# [Work to be completed]
Go over the lines below, and when one contains the word "description", copy it.

# [Information provided]
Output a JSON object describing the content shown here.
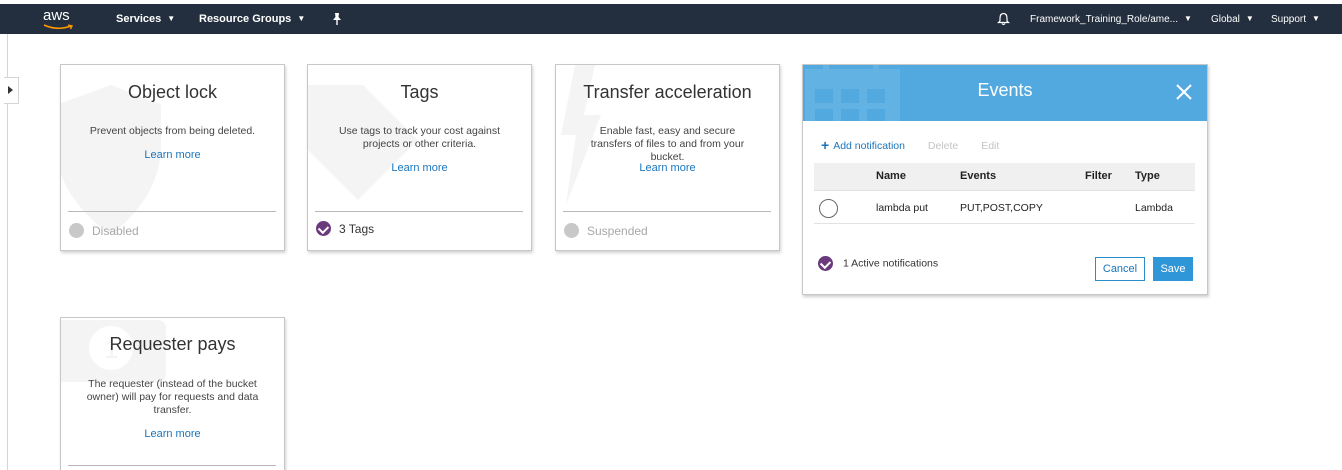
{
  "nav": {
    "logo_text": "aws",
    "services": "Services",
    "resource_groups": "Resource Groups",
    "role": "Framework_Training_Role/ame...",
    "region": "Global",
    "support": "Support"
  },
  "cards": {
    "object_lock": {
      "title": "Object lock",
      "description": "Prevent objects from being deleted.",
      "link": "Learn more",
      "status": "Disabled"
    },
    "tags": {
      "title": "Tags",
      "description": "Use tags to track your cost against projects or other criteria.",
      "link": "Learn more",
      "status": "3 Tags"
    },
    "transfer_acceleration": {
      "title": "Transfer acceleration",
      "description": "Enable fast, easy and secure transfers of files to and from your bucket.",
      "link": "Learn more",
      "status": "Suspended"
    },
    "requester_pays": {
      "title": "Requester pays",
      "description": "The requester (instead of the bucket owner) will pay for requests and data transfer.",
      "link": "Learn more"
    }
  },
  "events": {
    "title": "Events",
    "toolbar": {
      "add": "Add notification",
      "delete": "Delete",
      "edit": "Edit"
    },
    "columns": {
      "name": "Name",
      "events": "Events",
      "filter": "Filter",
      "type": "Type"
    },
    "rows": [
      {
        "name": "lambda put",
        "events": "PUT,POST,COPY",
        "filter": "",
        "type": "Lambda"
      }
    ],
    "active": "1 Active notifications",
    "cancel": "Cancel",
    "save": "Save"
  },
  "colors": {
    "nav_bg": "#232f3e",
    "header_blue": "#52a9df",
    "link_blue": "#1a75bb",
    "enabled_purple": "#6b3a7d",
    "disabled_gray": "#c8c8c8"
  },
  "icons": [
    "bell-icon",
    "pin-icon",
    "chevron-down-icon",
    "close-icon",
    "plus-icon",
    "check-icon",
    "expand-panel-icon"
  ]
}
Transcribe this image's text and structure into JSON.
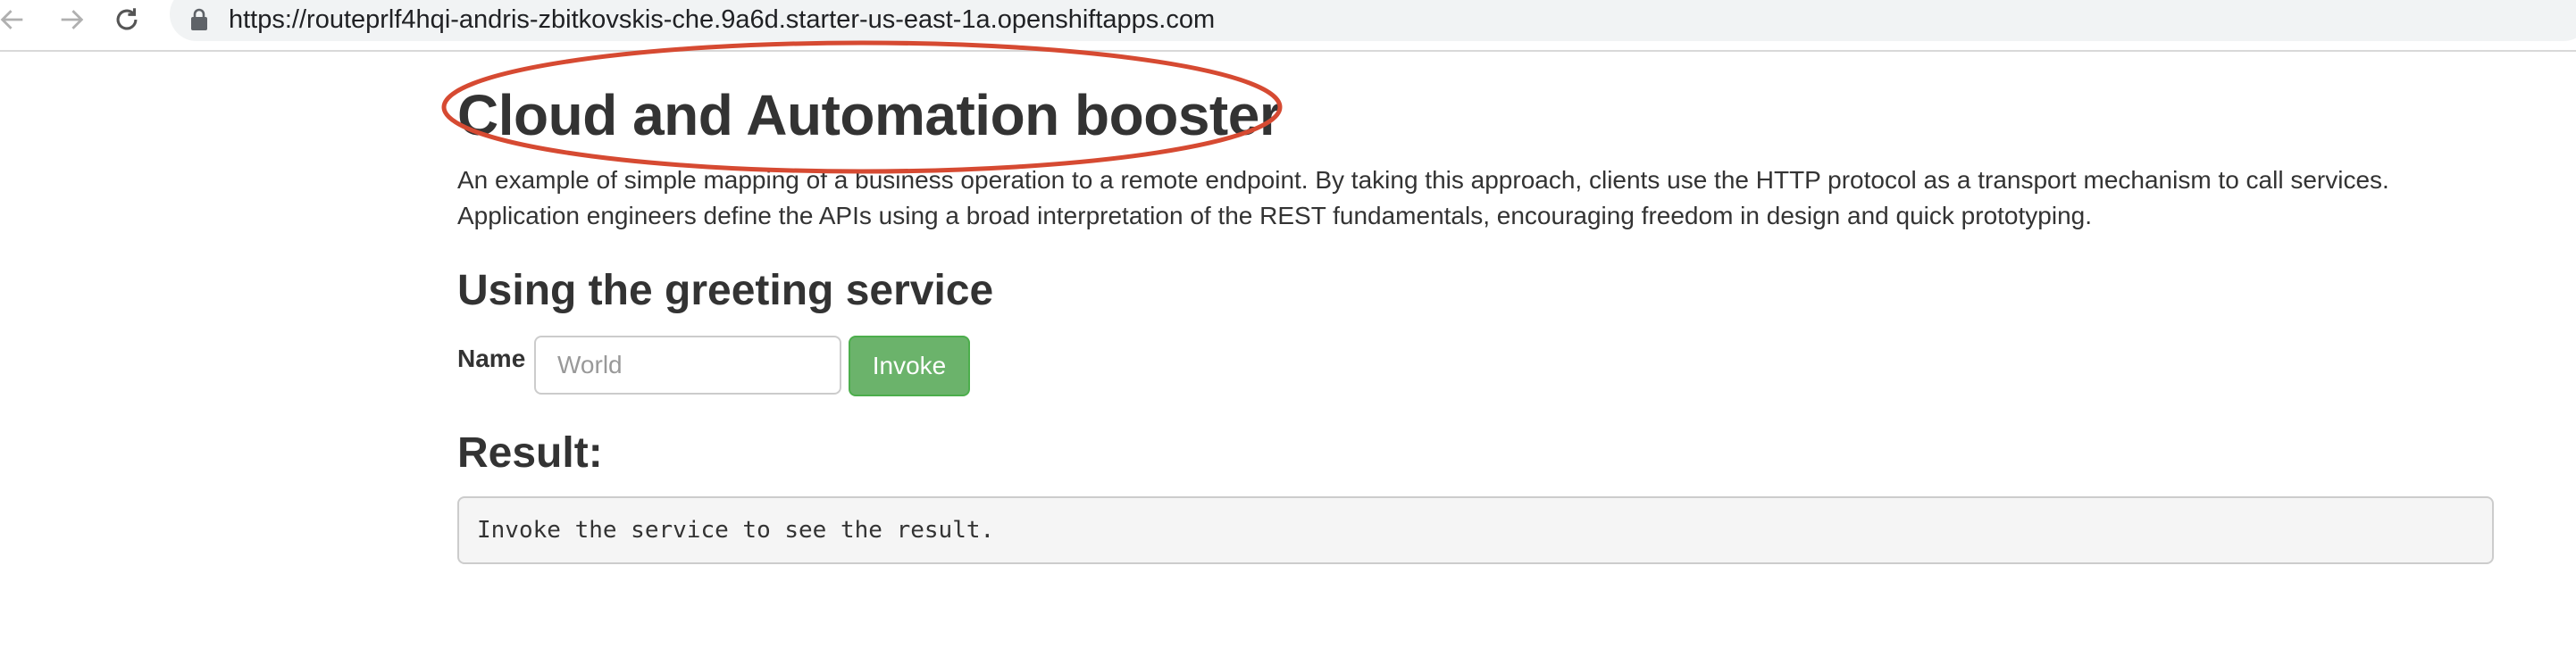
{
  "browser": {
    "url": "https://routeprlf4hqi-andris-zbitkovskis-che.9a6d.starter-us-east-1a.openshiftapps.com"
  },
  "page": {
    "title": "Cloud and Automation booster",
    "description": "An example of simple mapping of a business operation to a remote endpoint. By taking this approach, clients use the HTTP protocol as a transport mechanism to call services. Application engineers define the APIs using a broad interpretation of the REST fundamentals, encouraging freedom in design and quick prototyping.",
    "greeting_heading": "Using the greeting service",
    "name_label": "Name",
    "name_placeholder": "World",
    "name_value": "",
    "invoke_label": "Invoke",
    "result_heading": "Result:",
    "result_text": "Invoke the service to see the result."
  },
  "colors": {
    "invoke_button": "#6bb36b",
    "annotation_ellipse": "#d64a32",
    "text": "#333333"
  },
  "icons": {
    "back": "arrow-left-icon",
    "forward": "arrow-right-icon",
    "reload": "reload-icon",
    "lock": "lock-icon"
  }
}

# [Answer area]
      "description": "Prevent objects from being deleted.",
      "description": "Use tags to track your cost against projects or other criteria.",
      "description": "Enable fast, easy and secure transfers of files to and from your bucket.",
      "description": "The requester (instead of the bucket owner) will pay for requests and data transfer.",
    "description": "An example of simple mapping of a business operation to a remote endpoint. By taking this approach, clients use the HTTP protocol as a transport mechanism to call services. Application engineers define the APIs using a broad interpretation of the REST fundamentals, encouraging freedom in design and quick prototyping.",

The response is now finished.